• Alligators mature in 8 to 13 years and live an average of about 70 years. But experts say some may live as long as 100 years.
• Most adult males range from 10 to 14 feet and weigh about 500 pounds. Females are generally 8 to 10 feet and 200 or more pounds.
• They have 74 to 80 teeth.
• Alligators generally shy away from humans, but can get very defensive and aggressive when they feel threatened.
• Alligators move quickly through water and can lunge short distances very quickly, but are generally slow-moving on land.
• Alligators will eat just about anything, but their primary diet includes turtles, fish, birds, mammals and amphibians.
• Alligators used to be endangered species but are no longer, and Florida and other states now have regulated hunting.
• The word alligator is a derivation from the Spanish word el lagarto, which means "the lizard." Gators and crocodiles are thought to be the last of the living reptiles that were closely related to dinosaurs.
The Times' Jeff Klinkenberg once wrote about the beasts: "Alligators give Florida its wild edge.

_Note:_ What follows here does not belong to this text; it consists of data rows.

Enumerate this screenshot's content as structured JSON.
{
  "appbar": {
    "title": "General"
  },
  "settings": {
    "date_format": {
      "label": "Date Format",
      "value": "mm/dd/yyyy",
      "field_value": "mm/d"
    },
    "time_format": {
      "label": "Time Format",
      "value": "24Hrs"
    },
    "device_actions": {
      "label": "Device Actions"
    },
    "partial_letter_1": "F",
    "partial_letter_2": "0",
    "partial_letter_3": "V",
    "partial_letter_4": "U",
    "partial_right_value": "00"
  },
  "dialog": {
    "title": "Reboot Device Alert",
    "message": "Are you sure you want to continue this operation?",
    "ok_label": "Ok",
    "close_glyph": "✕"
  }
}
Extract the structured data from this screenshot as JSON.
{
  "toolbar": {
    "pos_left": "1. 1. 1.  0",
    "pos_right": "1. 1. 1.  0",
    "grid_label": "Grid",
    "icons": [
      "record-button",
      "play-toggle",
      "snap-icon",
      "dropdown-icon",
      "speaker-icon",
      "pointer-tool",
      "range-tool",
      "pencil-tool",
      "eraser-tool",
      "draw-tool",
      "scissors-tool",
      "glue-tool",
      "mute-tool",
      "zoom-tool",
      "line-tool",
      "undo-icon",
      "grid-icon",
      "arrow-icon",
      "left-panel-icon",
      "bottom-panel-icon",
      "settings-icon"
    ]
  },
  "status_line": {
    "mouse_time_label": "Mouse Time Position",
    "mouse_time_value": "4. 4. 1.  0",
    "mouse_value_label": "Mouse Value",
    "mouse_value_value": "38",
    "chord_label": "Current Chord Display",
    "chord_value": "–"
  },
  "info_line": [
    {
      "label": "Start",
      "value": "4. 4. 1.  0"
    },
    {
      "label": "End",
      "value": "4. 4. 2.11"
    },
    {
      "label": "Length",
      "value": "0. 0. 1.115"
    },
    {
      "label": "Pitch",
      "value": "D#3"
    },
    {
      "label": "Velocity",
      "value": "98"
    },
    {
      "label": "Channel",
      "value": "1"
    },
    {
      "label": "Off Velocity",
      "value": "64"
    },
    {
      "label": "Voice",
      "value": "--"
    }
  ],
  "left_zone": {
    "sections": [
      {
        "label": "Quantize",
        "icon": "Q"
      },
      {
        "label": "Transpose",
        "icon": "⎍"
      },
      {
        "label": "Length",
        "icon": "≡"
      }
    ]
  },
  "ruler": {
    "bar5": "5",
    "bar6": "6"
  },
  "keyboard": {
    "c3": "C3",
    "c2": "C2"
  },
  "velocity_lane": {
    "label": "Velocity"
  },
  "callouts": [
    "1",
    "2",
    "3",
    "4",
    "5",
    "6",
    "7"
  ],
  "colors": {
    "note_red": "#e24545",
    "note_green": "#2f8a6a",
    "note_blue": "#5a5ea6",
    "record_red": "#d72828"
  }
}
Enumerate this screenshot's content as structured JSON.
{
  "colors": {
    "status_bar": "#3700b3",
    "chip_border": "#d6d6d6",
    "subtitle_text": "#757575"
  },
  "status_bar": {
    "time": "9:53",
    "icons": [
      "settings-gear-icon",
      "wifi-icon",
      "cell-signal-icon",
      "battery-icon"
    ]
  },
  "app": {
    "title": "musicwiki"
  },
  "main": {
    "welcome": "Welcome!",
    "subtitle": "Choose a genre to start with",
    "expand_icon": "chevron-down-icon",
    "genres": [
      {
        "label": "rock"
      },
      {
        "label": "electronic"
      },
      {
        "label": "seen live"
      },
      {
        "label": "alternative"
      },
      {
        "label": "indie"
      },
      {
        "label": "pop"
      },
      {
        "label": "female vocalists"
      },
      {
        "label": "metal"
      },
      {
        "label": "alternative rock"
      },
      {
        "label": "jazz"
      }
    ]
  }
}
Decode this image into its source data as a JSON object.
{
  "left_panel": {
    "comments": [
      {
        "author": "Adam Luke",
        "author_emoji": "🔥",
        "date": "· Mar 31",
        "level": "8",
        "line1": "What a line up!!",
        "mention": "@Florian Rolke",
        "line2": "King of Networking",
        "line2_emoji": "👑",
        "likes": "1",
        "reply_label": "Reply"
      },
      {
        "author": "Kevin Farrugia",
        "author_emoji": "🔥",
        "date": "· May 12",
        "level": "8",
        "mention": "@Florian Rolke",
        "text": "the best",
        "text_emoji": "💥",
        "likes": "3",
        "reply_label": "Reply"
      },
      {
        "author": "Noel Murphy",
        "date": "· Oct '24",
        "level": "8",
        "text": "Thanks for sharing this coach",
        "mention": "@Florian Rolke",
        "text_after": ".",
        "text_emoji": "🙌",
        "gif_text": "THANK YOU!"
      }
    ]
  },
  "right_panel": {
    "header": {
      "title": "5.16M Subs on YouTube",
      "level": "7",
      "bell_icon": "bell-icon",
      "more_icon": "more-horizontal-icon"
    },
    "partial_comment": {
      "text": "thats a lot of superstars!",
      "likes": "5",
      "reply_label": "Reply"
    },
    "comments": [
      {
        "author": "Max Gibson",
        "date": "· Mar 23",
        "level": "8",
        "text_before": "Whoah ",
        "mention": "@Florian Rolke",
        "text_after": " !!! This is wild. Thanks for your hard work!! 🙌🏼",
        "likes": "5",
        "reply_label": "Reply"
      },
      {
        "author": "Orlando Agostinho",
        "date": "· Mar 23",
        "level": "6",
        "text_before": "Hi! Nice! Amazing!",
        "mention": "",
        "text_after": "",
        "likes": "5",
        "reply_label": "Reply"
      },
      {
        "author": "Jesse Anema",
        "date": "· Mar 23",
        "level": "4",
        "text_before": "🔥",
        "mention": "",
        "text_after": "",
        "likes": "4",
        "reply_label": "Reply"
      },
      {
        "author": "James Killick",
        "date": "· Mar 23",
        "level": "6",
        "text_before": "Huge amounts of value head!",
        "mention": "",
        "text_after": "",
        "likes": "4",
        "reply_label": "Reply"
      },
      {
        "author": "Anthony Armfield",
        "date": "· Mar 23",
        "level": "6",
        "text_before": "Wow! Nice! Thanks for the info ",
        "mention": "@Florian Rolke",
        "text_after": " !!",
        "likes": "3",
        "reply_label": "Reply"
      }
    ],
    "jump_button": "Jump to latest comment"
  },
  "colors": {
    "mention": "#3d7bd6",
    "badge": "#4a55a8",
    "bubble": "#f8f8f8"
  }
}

They are dinosaurs living in an otherwise modern, civilized state. You can attend the symphony tonight and be devoured while taking a swim tomorrow."
Florida started keeping track of attacks in the late 1940s. There are about a dozen attacks a year, and about 20 of them in the past 40 years have been fatal.
There are generally accepted rules of conduct toward alligators that benefit humans, including:
• Do not feed them.
• Do not swim where they are, especially at night when they normally feed.
• Do assume there are alligators in every area of freshwater.
• Do not approach a nest of hatchlings.
If you are attacked, fight back. Use anything available as a weapon. If you have none, punch or kick the gator in the snout or gouge at its eyes.
Here's a Florida website filled with information: myfwc.com/wildlifehabitats/managed/alligator.
And if you want to hear the sounds of an alligator, go to www.fws.gov/video/sound.htm.